(Data records for software interfaces)
BEGIN

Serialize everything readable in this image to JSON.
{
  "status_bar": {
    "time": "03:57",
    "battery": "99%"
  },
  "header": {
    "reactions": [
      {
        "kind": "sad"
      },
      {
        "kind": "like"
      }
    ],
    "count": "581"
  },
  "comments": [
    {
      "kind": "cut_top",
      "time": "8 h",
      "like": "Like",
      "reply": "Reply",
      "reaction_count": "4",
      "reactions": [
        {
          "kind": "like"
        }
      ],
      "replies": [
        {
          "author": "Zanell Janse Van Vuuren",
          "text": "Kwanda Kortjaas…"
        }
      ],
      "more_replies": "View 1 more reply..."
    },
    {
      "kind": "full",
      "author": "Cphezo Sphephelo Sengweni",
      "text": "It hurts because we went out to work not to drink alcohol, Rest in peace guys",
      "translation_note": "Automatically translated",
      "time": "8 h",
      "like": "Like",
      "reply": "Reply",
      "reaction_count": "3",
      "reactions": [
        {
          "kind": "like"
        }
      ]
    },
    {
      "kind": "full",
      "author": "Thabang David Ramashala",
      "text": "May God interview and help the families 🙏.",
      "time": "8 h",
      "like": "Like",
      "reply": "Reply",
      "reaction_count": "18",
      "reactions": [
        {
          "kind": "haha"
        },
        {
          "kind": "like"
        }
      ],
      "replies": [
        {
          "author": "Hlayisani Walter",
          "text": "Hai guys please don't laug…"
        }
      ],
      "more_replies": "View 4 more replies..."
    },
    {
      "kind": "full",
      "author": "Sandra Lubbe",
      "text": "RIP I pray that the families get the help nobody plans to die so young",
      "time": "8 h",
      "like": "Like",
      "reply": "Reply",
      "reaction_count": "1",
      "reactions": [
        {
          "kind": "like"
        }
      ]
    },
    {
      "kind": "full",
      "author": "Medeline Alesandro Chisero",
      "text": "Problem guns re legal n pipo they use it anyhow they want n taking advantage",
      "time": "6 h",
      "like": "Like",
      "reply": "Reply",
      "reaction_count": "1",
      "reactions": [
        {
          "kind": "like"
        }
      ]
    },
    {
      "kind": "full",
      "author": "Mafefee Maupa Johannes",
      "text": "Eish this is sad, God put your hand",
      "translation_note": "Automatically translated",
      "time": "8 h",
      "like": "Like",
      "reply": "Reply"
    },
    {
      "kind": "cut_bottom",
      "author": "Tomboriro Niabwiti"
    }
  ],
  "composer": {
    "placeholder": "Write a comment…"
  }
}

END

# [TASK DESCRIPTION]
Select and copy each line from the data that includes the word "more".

# [PROBLEM SOLUTION]
      "more_replies": "View 1 more reply..."
      "more_replies": "View 4 more replies..."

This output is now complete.